» **What the exercise asks**: Could you write the entries out again, exactly as they appear?

——————————

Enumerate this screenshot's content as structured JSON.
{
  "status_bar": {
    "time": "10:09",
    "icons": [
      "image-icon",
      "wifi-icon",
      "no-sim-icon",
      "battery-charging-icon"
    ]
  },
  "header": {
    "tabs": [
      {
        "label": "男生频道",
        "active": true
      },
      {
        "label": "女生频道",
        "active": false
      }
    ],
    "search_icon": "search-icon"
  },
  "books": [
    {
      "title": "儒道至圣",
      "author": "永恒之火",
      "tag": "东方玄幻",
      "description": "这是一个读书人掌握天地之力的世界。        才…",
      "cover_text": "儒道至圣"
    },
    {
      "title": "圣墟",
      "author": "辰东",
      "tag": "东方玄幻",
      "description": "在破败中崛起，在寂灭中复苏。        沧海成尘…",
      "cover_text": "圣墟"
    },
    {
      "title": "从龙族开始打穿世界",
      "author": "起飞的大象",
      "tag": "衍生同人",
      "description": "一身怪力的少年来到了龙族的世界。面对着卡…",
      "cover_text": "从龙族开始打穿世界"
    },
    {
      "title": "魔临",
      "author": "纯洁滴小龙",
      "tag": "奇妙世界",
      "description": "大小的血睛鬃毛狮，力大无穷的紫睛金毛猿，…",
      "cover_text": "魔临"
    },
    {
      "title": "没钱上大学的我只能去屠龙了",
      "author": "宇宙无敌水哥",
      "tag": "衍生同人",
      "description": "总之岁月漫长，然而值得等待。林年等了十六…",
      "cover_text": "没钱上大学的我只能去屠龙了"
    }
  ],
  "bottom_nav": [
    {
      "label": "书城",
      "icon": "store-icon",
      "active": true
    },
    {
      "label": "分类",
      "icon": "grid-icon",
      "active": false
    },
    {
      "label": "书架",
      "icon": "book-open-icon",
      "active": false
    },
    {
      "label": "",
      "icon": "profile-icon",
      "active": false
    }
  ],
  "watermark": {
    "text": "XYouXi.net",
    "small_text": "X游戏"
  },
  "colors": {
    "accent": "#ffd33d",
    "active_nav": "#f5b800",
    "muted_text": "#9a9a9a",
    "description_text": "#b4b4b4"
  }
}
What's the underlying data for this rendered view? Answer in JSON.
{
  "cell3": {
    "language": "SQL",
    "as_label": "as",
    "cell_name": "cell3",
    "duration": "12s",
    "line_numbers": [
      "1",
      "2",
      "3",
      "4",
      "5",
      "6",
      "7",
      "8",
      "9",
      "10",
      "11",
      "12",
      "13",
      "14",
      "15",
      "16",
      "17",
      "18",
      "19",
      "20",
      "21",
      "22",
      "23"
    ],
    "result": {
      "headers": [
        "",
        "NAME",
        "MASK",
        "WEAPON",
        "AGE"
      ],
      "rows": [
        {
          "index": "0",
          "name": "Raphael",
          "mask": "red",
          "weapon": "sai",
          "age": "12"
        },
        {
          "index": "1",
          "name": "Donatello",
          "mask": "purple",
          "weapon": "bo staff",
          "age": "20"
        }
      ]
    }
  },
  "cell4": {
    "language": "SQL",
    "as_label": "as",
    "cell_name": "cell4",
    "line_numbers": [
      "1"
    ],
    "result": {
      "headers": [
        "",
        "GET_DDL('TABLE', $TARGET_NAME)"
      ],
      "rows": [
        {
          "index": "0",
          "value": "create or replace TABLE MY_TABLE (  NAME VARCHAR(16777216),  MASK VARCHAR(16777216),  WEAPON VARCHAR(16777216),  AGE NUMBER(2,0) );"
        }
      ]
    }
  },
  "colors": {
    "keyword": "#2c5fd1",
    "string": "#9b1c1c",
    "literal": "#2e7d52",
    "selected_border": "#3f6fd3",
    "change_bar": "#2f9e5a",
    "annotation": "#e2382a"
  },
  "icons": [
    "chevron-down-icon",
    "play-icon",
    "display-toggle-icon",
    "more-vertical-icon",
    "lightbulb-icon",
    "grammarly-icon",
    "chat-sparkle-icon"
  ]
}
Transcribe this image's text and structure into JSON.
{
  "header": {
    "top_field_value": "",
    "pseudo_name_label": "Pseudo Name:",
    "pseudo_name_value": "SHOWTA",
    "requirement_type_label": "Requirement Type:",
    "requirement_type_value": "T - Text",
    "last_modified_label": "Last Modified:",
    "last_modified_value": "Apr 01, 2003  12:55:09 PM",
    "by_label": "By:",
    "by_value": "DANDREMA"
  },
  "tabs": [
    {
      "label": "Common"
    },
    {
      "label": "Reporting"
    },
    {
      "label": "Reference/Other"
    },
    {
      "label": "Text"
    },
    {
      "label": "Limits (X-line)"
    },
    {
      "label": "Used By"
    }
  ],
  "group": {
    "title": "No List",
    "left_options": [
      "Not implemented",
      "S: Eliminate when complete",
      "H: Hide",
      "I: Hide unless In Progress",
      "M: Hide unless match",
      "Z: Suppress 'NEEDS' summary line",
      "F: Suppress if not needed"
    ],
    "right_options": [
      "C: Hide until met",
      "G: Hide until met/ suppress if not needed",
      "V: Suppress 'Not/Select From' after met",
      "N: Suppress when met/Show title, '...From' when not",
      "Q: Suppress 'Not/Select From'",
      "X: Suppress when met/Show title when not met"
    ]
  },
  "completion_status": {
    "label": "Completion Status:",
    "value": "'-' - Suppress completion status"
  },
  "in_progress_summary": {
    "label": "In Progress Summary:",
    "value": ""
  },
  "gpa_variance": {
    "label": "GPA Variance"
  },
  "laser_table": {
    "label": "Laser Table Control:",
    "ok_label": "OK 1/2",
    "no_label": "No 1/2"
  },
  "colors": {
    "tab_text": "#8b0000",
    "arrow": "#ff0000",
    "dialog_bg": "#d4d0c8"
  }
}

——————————

» **Answer area**:
Enumerate this screenshot's content as structured JSON.
{
  "status_bar": {
    "time": "10:09",
    "icons": [
      "image-icon",
      "wifi-icon",
      "no-sim-icon",
      "battery-charging-icon"
    ]
  },
  "header": {
    "tabs": [
      {
        "label": "男生频道",
        "active": true
      },
      {
        "label": "女生频道",
        "active": false
      }
    ],
    "search_icon": "search-icon"
  },
  "books": [
    {
      "title": "儒道至圣",
      "author": "永恒之火",
      "tag": "东方玄幻",
      "description": "这是一个读书人掌握天地之力的世界。        才…",
      "cover_text": "儒道至圣"
    },
    {
      "title": "圣墟",
      "author": "辰东",
      "tag": "东方玄幻",
      "description": "在破败中崛起，在寂灭中复苏。        沧海成尘…",
      "cover_text": "圣墟"
    },
    {
      "title": "从龙族开始打穿世界",
      "author": "起飞的大象",
      "tag": "衍生同人",
      "description": "一身怪力的少年来到了龙族的世界。面对着卡…",
      "cover_text": "从龙族开始打穿世界"
    },
    {
      "title": "魔临",
      "author": "纯洁滴小龙",
      "tag": "奇妙世界",
      "description": "大小的血睛鬃毛狮，力大无穷的紫睛金毛猿，…",
      "cover_text": "魔临"
    },
    {
      "title": "没钱上大学的我只能去屠龙了",
      "author": "宇宙无敌水哥",
      "tag": "衍生同人",
      "description": "总之岁月漫长，然而值得等待。林年等了十六…",
      "cover_text": "没钱上大学的我只能去屠龙了"
    }
  ],
  "bottom_nav": [
    {
      "label": "书城",
      "icon": "store-icon",
      "active": true
    },
    {
      "label": "分类",
      "icon": "grid-icon",
      "active": false
    },
    {
      "label": "书架",
      "icon": "book-open-icon",
      "active": false
    },
    {
      "label": "",
      "icon": "profile-icon",
      "active": false
    }
  ],
  "watermark": {
    "text": "XYouXi.net",
    "small_text": "X游戏"
  },
  "colors": {
    "accent": "#ffd33d",
    "active_nav": "#f5b800",
    "muted_text": "#9a9a9a",
    "description_text": "#b4b4b4"
  }
}
What's the underlying data for this rendered view? Answer in JSON.
{
  "cell3": {
    "language": "SQL",
    "as_label": "as",
    "cell_name": "cell3",
    "duration": "12s",
    "line_numbers": [
      "1",
      "2",
      "3",
      "4",
      "5",
      "6",
      "7",
      "8",
      "9",
      "10",
      "11",
      "12",
      "13",
      "14",
      "15",
      "16",
      "17",
      "18",
      "19",
      "20",
      "21",
      "22",
      "23"
    ],
    "result": {
      "headers": [
        "",
        "NAME",
        "MASK",
        "WEAPON",
        "AGE"
      ],
      "rows": [
        {
          "index": "0",
          "name": "Raphael",
          "mask": "red",
          "weapon": "sai",
          "age": "12"
        },
        {
          "index": "1",
          "name": "Donatello",
          "mask": "purple",
          "weapon": "bo staff",
          "age": "20"
        }
      ]
    }
  },
  "cell4": {
    "language": "SQL",
    "as_label": "as",
    "cell_name": "cell4",
    "line_numbers": [
      "1"
    ],
    "result": {
      "headers": [
        "",
        "GET_DDL('TABLE', $TARGET_NAME)"
      ],
      "rows": [
        {
          "index": "0",
          "value": "create or replace TABLE MY_TABLE (  NAME VARCHAR(16777216),  MASK VARCHAR(16777216),  WEAPON VARCHAR(16777216),  AGE NUMBER(2,0) );"
        }
      ]
    }
  },
  "colors": {
    "keyword": "#2c5fd1",
    "string": "#9b1c1c",
    "literal": "#2e7d52",
    "selected_border": "#3f6fd3",
    "change_bar": "#2f9e5a",
    "annotation": "#e2382a"
  },
  "icons": [
    "chevron-down-icon",
    "play-icon",
    "display-toggle-icon",
    "more-vertical-icon",
    "lightbulb-icon",
    "grammarly-icon",
    "chat-sparkle-icon"
  ]
}
Transcribe this image's text and structure into JSON.
{
  "header": {
    "top_field_value": "",
    "pseudo_name_label": "Pseudo Name:",
    "pseudo_name_value": "SHOWTA",
    "requirement_type_label": "Requirement Type:",
    "requirement_type_value": "T - Text",
    "last_modified_label": "Last Modified:",
    "last_modified_value": "Apr 01, 2003  12:55:09 PM",
    "by_label": "By:",
    "by_value": "DANDREMA"
  },
  "tabs": [
    {
      "label": "Common"
    },
    {
      "label": "Reporting"
    },
    {
      "label": "Reference/Other"
    },
    {
      "label": "Text"
    },
    {
      "label": "Limits (X-line)"
    },
    {
      "label": "Used By"
    }
  ],
  "group": {
    "title": "No List",
    "left_options": [
      "Not implemented",
      "S: Eliminate when complete",
      "H: Hide",
      "I: Hide unless In Progress",
      "M: Hide unless match",
      "Z: Suppress 'NEEDS' summary line",
      "F: Suppress if not needed"
    ],
    "right_options": [
      "C: Hide until met",
      "G: Hide until met/ suppress if not needed",
      "V: Suppress 'Not/Select From' after met",
      "N: Suppress when met/Show title, '...From' when not",
      "Q: Suppress 'Not/Select From'",
      "X: Suppress when met/Show title when not met"
    ]
  },
  "completion_status": {
    "label": "Completion Status:",
    "value": "'-' - Suppress completion status"
  },
  "in_progress_summary": {
    "label": "In Progress Summary:",
    "value": ""
  },
  "gpa_variance": {
    "label": "GPA Variance"
  },
  "laser_table": {
    "label": "Laser Table Control:",
    "ok_label": "OK 1/2",
    "no_label": "No 1/2"
  },
  "colors": {
    "tab_text": "#8b0000",
    "arrow": "#ff0000",
    "dialog_bg": "#d4d0c8"
  }
}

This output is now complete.